The last role any of us wants to take on at work is that of a parent, especially when we all have our own work to get through! So, it’s understandable that many managers resist the pull and tell team members to work it out on their own instead.
Largely, this impulse makes sense. In many instances, people can work things out on their own. But there is a point at which, we’d argue, managers need to get involved.
When to step in
it’s time to step in if team members have tried to work things out on their own and still can’t make peace.
Stop telling them to work it out: it’s like yelling at a garden to grow. Nurture the soil, plant it in the sun, and water it.
We all have blind spots, we all have egos, and we all have insecurities that, at times, prevent us from seeing things as they are. What’s more, it is altogether possible that the options on the table put teams in conflict such that other changes, beyond them, are required.
The bottom line
You are right not to get involved before they have tried to sort through the problem, but if they remain at impasse after trying, get involved or bring someone else in that can help them.
At HAVEN, we offer partnership coaching for 2–3 people who are struggling to get along precisely for this reason. If you want to learn more, read on.
We hope this helps!

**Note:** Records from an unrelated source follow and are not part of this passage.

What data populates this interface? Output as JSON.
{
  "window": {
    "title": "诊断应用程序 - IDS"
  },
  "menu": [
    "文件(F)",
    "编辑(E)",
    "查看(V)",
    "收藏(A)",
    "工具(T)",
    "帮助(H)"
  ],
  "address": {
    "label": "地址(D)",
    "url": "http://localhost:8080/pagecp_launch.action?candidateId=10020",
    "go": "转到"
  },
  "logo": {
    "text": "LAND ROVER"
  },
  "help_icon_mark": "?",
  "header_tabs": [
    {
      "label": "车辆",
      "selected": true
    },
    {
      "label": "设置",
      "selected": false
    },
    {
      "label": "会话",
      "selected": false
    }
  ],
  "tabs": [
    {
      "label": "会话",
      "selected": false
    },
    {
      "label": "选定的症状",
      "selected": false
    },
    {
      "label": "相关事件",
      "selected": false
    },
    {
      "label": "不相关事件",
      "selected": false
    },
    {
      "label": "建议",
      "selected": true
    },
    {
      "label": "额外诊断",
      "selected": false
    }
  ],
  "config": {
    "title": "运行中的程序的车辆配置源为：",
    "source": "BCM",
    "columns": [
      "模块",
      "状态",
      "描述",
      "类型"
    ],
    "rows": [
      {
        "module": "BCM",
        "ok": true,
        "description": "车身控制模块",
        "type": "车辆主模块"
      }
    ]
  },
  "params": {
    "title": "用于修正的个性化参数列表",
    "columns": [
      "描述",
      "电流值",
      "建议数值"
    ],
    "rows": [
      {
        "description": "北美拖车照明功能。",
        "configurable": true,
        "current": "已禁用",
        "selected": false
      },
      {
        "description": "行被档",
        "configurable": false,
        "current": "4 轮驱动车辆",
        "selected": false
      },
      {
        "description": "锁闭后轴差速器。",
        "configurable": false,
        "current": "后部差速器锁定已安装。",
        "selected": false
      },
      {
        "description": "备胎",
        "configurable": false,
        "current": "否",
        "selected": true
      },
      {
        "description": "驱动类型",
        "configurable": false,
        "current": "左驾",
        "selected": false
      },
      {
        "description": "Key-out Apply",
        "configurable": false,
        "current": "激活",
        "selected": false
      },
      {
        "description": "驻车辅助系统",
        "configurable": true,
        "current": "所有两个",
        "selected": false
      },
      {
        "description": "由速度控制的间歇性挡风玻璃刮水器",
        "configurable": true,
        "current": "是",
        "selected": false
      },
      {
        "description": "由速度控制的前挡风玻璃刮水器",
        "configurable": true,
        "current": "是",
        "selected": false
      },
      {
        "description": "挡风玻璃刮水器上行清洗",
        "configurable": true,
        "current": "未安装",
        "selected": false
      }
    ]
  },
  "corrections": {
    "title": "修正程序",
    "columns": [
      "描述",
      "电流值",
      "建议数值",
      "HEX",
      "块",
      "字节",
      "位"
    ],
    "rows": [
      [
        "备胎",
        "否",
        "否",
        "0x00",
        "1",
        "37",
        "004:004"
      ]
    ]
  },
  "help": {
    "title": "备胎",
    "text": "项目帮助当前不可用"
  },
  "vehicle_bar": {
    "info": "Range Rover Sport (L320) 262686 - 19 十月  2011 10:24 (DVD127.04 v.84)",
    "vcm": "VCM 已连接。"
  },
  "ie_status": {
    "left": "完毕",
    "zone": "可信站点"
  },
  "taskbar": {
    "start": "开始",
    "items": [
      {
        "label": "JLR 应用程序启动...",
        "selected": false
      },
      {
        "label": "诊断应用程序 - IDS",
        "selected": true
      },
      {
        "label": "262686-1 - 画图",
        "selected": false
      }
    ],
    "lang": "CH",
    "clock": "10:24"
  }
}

As always, reach out if we can be helpful to you as you continue on the path of igniting exceptional performance at your company.
The HAVEN Team